[Recorded data]
====
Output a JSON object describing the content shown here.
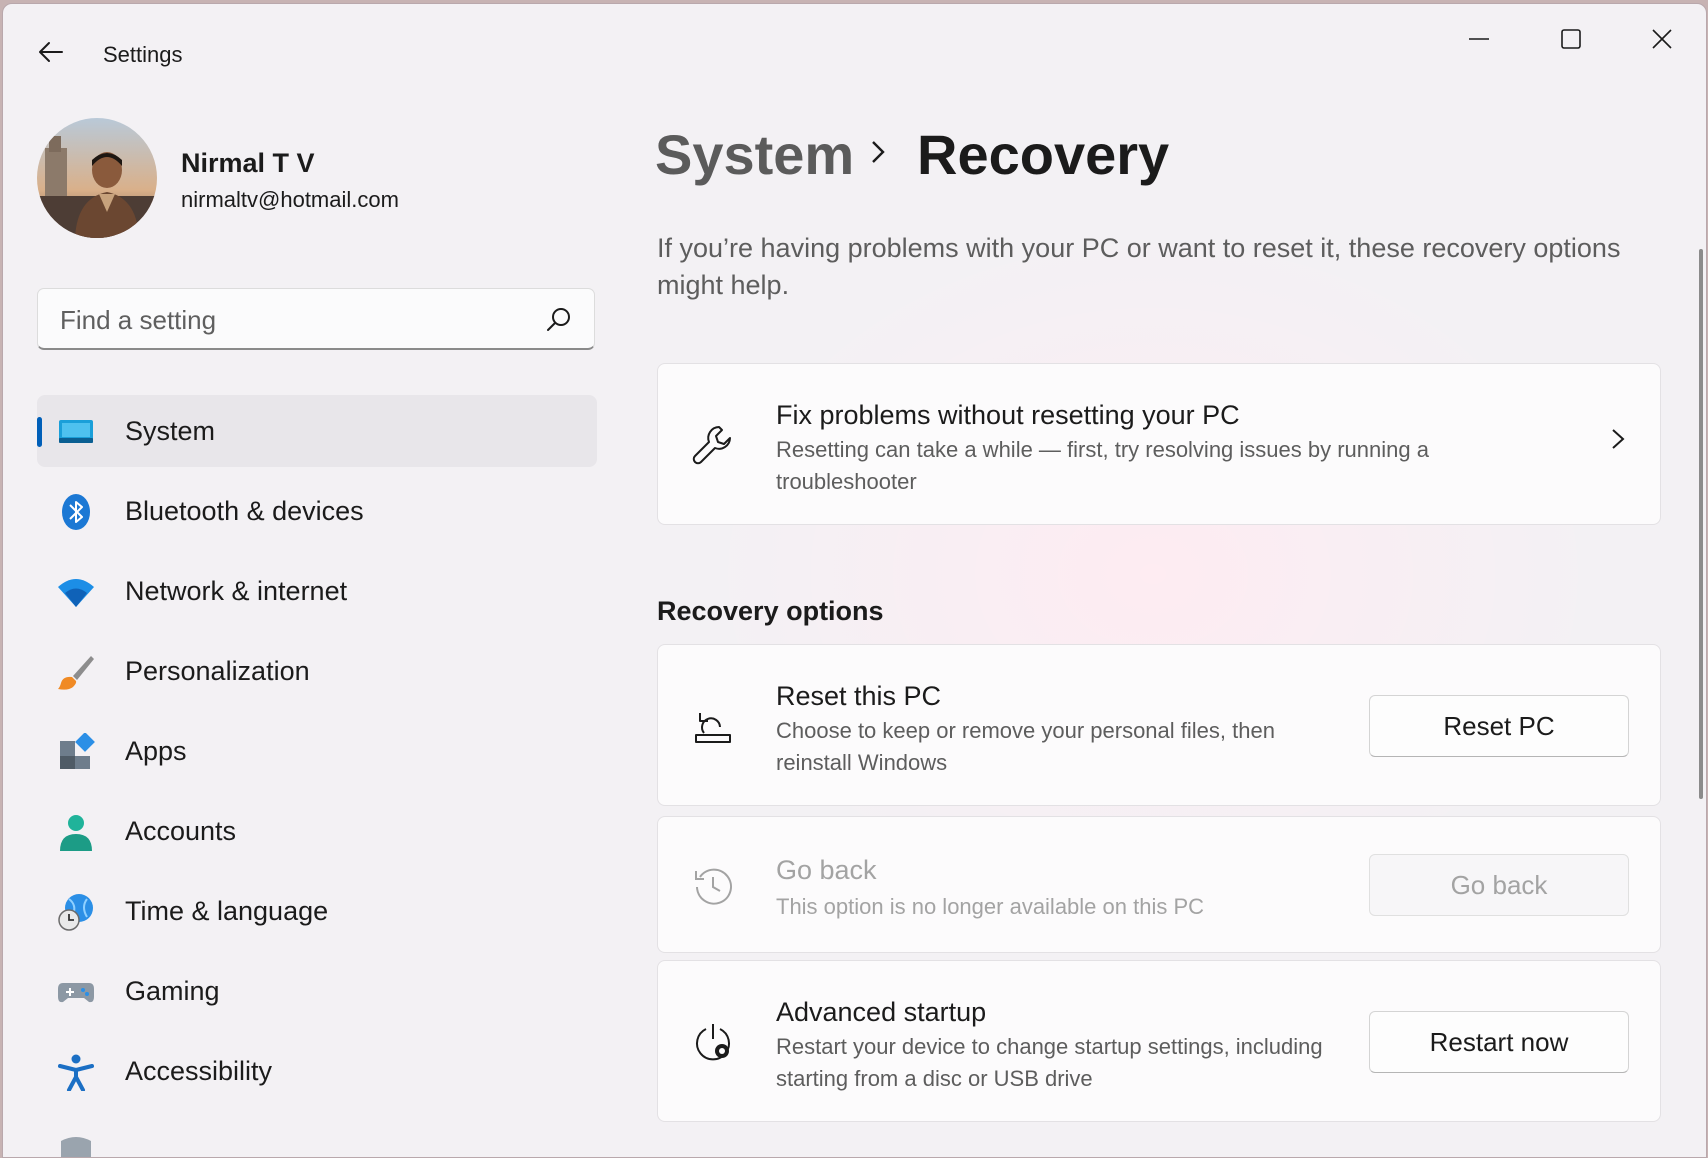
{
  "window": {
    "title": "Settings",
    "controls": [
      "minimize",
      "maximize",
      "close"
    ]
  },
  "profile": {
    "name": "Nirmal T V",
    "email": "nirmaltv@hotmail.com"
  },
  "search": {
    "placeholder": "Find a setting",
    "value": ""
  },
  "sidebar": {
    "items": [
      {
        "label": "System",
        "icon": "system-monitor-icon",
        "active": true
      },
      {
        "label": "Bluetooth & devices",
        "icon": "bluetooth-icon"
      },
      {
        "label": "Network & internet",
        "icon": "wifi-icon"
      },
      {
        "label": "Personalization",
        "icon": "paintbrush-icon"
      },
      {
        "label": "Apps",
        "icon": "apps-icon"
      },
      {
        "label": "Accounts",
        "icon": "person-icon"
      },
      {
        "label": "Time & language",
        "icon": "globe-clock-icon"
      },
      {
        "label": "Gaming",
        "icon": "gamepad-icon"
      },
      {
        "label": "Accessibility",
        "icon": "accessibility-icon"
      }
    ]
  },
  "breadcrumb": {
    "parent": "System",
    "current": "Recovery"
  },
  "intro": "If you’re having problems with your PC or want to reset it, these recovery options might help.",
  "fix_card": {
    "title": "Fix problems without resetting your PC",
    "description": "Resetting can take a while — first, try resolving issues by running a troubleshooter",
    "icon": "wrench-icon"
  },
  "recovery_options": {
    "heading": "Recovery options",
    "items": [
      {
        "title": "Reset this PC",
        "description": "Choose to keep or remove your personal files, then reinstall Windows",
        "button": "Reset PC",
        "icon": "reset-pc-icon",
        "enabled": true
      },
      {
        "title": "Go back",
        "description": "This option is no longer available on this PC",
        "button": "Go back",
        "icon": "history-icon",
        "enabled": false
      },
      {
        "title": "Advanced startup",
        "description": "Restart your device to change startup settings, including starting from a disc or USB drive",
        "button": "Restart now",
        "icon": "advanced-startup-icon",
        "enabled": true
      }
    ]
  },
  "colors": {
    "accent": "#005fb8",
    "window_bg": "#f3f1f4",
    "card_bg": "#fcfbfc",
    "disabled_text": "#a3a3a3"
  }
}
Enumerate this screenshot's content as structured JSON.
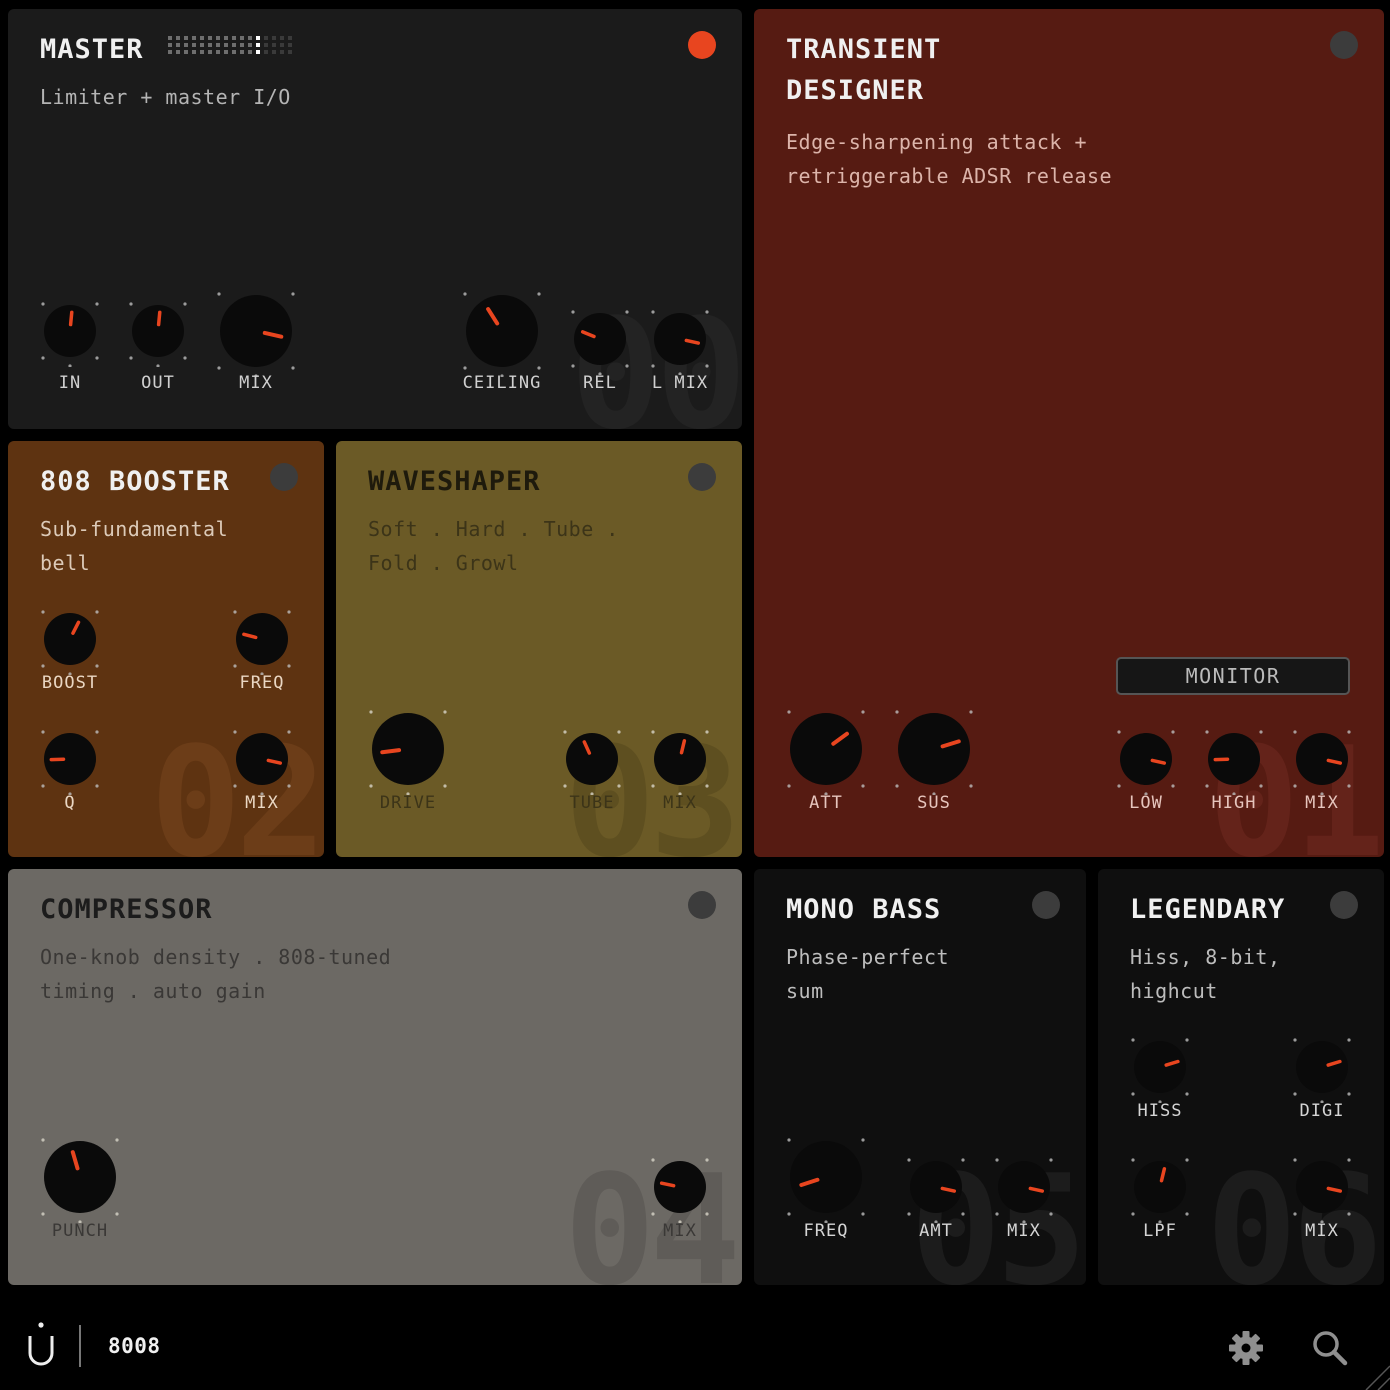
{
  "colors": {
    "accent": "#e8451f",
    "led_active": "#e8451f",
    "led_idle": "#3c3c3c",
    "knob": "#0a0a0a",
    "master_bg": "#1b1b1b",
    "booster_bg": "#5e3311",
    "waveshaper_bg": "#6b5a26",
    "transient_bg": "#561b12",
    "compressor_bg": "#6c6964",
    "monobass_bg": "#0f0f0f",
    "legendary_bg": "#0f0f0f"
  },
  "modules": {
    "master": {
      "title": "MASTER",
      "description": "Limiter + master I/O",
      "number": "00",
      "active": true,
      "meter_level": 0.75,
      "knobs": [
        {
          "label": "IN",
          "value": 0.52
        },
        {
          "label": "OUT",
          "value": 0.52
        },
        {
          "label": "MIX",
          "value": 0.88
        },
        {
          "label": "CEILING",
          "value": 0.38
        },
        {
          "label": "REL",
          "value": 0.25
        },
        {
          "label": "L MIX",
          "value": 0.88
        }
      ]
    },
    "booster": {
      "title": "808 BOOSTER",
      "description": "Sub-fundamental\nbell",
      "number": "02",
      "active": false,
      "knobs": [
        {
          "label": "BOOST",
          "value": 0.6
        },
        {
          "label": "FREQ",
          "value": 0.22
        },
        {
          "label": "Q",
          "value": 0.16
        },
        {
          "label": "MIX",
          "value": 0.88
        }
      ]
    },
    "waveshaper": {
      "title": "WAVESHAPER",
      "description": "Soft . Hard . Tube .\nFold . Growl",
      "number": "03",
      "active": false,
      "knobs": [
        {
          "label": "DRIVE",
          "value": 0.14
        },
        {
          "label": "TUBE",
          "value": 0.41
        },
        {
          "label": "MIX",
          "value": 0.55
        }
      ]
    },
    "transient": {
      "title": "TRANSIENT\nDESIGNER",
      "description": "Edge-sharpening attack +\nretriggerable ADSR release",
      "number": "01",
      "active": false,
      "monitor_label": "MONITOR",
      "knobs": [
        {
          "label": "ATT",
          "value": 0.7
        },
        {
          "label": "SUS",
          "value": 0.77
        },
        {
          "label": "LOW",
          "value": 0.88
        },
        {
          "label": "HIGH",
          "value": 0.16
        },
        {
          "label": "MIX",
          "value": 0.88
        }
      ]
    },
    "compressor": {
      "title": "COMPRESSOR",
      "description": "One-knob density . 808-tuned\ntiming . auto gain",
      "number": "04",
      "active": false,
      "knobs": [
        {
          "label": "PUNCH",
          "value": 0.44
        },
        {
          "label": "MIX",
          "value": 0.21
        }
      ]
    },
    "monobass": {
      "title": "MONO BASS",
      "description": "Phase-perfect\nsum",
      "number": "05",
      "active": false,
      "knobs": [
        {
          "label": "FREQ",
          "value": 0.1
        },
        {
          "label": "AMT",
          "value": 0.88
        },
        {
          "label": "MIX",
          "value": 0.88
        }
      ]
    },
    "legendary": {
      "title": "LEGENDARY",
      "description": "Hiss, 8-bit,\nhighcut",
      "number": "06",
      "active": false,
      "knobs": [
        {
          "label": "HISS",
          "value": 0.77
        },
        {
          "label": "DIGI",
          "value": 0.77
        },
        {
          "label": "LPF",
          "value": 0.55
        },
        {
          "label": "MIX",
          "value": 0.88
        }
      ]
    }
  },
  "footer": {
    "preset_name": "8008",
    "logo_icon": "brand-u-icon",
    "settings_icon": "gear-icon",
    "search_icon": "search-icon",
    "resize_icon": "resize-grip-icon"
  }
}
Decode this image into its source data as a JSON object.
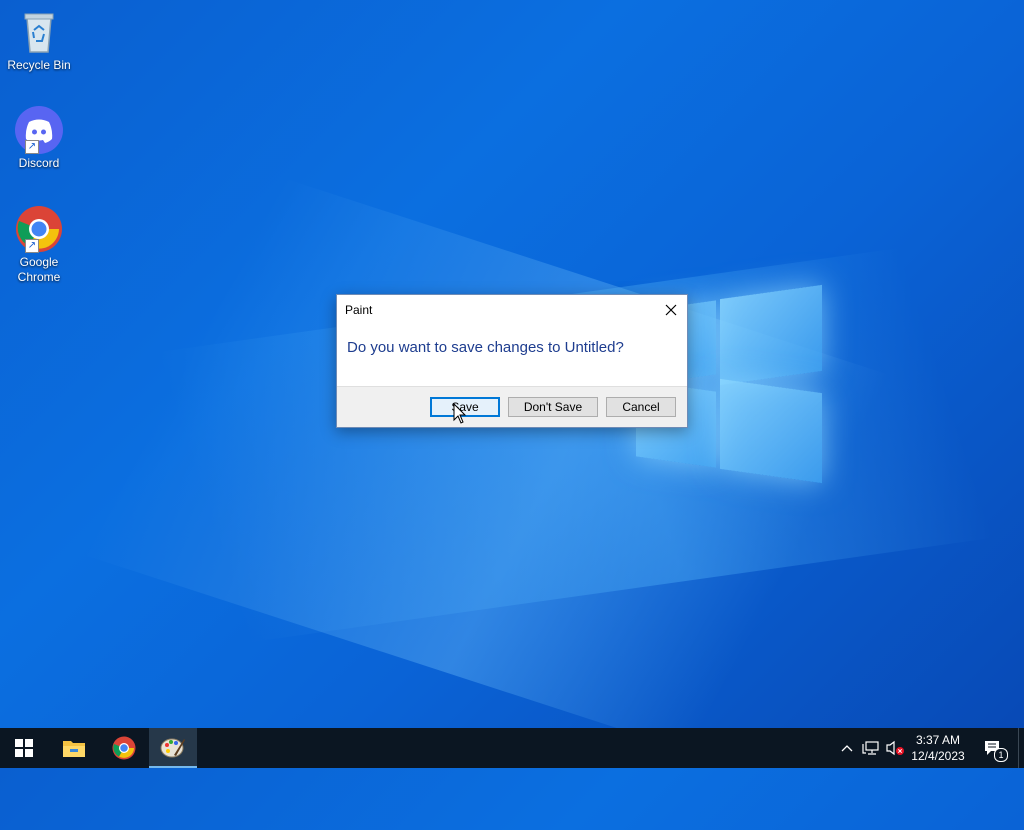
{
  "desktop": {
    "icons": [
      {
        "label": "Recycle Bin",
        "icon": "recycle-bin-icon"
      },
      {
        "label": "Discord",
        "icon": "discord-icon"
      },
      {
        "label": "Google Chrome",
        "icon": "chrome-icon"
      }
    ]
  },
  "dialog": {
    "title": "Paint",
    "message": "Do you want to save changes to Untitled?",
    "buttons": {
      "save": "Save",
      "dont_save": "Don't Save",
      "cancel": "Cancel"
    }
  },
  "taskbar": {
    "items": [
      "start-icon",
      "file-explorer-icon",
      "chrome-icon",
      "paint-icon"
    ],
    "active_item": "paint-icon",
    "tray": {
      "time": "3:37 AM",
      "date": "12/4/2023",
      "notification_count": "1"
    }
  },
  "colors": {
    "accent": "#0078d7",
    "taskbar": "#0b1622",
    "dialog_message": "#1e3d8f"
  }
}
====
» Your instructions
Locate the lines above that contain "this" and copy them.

» Response area
        "title": "Reset this PC",
        "description": "This option is no longer available on this PC",
Enumerate this screenshot's content as structured JSON.
Decode this image into its source data as a JSON object.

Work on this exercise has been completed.